An ideal brand story has the following characteristics
Articulates a business promise
That separates the tech brand from its competitors
By anchoring on an product insight [“magic”]
Clarifies how the offering creates value
Engages customers and other key stakeholders
Through a set of iconic actions and commitments
Motivates employee culture
Why Brand Building Matters for Tech Companies
An insightful brand story lived and delivered through commitments over time creates brand equity. Brand equity results in other direct advantages:
It enhances relationship equity, or higher trust and commitment by customers for the company actors, especially executives and customer-facing employees. This is reflected in customer growth through retention and repeat business.
It enhances offering equity, or stronger customer preference for the company’s technologies over time. This allows product expansion into adjacent use areas.
It enhances reputational equity through better employee engagement and commitment to the company, which increases talent acquisition and retention.
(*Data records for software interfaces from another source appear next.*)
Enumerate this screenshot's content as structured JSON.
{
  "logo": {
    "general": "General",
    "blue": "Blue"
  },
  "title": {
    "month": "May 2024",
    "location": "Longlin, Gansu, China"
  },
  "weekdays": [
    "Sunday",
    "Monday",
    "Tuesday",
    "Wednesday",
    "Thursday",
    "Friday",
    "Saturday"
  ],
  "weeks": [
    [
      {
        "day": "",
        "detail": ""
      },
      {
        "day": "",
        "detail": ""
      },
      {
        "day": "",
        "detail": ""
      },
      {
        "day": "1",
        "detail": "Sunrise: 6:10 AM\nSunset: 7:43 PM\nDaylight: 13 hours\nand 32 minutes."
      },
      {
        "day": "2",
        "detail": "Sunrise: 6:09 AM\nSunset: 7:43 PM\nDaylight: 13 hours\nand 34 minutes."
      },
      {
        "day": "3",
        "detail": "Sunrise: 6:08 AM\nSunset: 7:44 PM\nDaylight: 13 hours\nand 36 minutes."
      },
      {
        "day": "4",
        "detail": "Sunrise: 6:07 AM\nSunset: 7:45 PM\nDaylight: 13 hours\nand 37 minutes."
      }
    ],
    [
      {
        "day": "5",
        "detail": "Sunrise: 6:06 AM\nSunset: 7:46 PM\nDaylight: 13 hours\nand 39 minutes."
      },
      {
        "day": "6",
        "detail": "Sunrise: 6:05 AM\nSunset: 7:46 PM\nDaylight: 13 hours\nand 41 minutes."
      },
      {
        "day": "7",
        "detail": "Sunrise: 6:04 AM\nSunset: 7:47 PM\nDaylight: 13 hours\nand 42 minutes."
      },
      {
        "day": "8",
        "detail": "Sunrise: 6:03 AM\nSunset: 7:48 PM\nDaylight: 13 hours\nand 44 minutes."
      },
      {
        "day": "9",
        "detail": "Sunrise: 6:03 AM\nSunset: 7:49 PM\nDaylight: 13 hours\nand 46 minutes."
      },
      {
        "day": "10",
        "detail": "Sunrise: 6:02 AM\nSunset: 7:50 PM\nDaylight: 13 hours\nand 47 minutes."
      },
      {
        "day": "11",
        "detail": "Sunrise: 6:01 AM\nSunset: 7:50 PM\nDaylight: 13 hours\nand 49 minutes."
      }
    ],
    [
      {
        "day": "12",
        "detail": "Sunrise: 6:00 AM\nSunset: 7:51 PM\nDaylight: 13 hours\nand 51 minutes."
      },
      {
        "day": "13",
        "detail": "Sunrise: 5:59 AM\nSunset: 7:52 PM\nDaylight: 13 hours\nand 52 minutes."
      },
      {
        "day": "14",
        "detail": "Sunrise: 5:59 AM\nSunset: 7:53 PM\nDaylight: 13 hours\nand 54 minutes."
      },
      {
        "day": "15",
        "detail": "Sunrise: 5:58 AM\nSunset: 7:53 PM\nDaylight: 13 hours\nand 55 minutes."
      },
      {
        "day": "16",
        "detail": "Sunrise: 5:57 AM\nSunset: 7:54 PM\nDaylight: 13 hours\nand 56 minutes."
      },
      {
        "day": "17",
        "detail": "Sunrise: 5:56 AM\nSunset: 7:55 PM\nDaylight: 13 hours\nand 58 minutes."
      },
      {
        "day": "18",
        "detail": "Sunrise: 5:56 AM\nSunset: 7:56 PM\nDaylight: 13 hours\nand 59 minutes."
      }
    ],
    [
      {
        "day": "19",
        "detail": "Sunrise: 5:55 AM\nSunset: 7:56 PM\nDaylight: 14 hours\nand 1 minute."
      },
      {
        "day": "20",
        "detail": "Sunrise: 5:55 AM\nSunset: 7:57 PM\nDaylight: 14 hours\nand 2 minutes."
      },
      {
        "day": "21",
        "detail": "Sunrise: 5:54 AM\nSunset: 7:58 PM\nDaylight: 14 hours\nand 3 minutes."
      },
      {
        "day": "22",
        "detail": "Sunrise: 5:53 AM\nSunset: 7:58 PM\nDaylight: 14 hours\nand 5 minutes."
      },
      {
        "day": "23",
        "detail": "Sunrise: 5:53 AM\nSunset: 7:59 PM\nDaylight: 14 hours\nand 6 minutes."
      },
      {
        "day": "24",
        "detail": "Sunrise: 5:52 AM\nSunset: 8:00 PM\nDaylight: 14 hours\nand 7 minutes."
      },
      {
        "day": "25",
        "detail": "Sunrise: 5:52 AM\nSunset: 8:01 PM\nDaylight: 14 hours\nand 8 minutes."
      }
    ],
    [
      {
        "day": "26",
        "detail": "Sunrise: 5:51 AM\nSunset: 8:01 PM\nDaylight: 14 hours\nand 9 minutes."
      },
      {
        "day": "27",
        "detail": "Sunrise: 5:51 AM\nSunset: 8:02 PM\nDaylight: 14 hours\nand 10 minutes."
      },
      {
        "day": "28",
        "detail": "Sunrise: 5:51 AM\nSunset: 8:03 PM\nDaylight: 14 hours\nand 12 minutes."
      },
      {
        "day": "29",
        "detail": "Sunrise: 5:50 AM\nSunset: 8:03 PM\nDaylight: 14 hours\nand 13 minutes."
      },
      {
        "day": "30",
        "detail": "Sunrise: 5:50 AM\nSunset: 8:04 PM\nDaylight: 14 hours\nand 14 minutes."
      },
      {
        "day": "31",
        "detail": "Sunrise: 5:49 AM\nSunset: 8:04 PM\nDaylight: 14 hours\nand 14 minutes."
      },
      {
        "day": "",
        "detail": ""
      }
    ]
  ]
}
When to Build a Brand vs. Awareness
As a tech company grows, they naturally perform many of the branding tasks, such as confirming customer narrative and value proposition, refining product differentiation. They may need to also decide whether to join or establish a product category with buyers and influencers. During this stage of testing product market fit, they usually do not need to develop and launch a brand campaign, or commit to any iconic actions around customer experience or product roadmap. All that may be too early. At this stage, the company may simply need an awareness program to test brand messaging. Such a program may be supported by positive news about a company's momentum, such as key funding milestones, partnerships, and early customer wins.
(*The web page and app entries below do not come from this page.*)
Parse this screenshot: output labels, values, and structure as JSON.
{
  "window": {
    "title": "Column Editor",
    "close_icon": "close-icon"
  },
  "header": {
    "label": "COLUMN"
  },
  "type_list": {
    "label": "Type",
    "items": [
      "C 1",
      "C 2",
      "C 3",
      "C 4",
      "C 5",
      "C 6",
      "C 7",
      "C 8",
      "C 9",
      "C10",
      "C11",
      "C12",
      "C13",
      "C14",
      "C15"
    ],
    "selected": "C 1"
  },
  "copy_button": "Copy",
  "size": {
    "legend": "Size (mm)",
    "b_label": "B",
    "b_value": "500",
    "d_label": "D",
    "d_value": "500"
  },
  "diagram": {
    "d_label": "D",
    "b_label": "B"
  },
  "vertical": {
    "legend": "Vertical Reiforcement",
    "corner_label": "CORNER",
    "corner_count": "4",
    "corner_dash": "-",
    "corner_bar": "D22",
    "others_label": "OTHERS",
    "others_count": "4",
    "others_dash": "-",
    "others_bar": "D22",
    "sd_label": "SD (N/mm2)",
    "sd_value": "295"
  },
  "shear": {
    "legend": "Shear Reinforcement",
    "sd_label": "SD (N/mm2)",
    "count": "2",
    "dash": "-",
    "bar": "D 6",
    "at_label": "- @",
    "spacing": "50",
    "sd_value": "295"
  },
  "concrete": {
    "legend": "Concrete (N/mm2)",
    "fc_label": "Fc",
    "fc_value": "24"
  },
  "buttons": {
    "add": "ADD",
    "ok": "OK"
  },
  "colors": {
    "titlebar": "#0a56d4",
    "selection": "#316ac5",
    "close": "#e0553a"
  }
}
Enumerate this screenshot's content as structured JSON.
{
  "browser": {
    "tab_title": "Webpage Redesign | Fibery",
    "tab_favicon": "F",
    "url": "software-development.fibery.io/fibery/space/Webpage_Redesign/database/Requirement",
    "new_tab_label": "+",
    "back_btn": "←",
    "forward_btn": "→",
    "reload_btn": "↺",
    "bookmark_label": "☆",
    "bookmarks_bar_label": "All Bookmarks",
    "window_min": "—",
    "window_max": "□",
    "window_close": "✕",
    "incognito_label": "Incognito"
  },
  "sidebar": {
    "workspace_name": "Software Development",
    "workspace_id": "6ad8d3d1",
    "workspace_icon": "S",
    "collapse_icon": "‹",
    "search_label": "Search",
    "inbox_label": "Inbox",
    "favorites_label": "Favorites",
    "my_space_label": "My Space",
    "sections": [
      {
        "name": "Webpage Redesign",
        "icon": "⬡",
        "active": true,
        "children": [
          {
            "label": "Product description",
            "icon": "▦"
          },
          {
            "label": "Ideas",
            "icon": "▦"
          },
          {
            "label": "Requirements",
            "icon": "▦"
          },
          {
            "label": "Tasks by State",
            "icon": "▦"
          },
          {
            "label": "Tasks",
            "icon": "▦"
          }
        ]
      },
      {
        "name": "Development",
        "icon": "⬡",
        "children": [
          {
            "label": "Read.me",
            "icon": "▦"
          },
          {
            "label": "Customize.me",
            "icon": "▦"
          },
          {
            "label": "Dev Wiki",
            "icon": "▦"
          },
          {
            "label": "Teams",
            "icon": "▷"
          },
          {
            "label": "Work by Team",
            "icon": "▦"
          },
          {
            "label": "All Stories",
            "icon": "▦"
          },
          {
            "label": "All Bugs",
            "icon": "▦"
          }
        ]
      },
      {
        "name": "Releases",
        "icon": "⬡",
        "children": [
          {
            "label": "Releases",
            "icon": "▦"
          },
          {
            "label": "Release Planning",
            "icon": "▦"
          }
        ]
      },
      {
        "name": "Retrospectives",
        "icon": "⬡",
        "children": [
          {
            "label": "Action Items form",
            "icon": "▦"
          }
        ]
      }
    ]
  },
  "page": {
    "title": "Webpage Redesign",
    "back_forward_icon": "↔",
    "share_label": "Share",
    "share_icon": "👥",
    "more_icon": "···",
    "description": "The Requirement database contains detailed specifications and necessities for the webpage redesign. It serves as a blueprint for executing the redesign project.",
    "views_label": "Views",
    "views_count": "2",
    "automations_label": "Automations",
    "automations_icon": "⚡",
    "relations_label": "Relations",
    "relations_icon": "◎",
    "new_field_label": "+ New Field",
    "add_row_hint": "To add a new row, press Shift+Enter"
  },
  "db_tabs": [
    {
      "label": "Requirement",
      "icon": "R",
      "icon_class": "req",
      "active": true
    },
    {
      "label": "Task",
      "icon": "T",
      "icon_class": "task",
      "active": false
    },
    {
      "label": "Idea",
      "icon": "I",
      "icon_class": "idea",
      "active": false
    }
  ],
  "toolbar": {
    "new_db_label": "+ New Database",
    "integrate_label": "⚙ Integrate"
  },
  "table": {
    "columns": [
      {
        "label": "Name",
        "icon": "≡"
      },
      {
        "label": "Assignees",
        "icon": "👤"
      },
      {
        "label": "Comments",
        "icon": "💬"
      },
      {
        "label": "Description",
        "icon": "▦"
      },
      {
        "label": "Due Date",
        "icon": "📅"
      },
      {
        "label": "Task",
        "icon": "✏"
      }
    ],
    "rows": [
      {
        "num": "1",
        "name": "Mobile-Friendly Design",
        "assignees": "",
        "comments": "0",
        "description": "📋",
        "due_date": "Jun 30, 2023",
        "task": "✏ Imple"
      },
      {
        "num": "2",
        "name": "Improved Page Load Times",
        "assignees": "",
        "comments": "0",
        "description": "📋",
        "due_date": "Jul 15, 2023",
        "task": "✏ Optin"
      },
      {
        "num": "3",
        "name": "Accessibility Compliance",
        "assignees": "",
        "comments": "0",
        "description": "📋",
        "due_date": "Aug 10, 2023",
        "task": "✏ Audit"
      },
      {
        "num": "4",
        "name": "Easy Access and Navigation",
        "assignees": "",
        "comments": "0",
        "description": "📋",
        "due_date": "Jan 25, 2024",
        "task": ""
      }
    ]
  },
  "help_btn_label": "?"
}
Early stage awareness building programs should not be confused with brand building. The latter require public commitments behind the brand story in critical areas of the customer journey, product roadmap, and partner ecosystems. It is worth bearing in mind that, for most tech companies, the risk of non-branding is often less than the risk of branding poorly. Declaring a brand story and set of public commitments that can not be kept is worse than keeping a low profile and maintaining market credibility. Media is littered with tech companies that spent on branding and flamed out. Very rarely do you hear of a hidden gem that is a solid company late to the game of branding. Therefore, most tech companies should not pursue public branding until after achieving product market fit when they are ready to scale or for strategic reasons, such as fundraising or initial public offering (IPO).
In summary, a brand story is a scenery painted every day with thousands of brush strokes by your customers, partners, and employees. A few grand gestures by the CEO or executives don’t change the scenery, but may ruin the painting.
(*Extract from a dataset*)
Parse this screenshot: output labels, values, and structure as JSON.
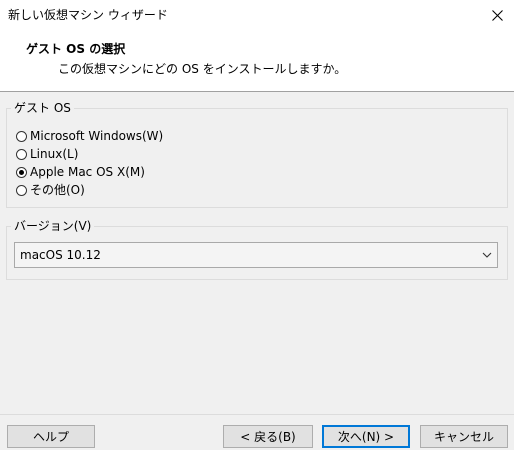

Branding is the practice of living an insightful company story (brand story)—more than just the telling of a story and more than just a brand campaign.
Branding can build powerful company equity that helps it grow faster through better customer relationships, stronger partner ecosystems, and higher employee engagement through positive culture.
A brand story requires a synthesis of business promise, tech-enabled insight or ”magic” and offerings that complete the story.
However, to live the brand story requires a set of ongoing commitments, especially with customers, partners, and employees. Some of these have to be iconic and public for the branding to be credible. This makes branding risky and not a good short-term bet.
Tech companies may choose to not engage in brand building while still generating awareness for their products in the market.
This is a blog series on B2B tech branding. Part 1 [Theme]